** ACTIVITY **
Repeat the records given below in full, with no changes.

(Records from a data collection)
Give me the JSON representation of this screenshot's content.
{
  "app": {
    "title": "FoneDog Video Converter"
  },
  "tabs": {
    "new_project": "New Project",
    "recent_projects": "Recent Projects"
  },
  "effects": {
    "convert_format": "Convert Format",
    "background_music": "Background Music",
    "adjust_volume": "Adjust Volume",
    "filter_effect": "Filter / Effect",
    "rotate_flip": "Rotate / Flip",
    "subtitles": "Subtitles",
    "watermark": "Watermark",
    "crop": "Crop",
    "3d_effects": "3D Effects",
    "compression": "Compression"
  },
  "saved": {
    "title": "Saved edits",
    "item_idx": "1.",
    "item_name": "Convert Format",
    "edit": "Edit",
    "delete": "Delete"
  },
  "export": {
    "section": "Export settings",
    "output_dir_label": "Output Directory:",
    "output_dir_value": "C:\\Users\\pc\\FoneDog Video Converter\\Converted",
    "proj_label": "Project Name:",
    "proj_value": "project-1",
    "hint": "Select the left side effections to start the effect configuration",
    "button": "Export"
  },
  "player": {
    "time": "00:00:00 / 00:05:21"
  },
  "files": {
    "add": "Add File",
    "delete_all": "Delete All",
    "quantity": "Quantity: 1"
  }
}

** ANSWER AREA **
Give me the JSON representation of this screenshot's content.
{
  "app": {
    "title": "FoneDog Video Converter"
  },
  "tabs": {
    "new_project": "New Project",
    "recent_projects": "Recent Projects"
  },
  "effects": {
    "convert_format": "Convert Format",
    "background_music": "Background Music",
    "adjust_volume": "Adjust Volume",
    "filter_effect": "Filter / Effect",
    "rotate_flip": "Rotate / Flip",
    "subtitles": "Subtitles",
    "watermark": "Watermark",
    "crop": "Crop",
    "3d_effects": "3D Effects",
    "compression": "Compression"
  },
  "saved": {
    "title": "Saved edits",
    "item_idx": "1.",
    "item_name": "Convert Format",
    "edit": "Edit",
    "delete": "Delete"
  },
  "export": {
    "section": "Export settings",
    "output_dir_label": "Output Directory:",
    "output_dir_value": "C:\\Users\\pc\\FoneDog Video Converter\\Converted",
    "proj_label": "Project Name:",
    "proj_value": "project-1",
    "hint": "Select the left side effections to start the effect configuration",
    "button": "Export"
  },
  "player": {
    "time": "00:00:00 / 00:05:21"
  },
  "files": {
    "add": "Add File",
    "delete_all": "Delete All",
    "quantity": "Quantity: 1"
  }
}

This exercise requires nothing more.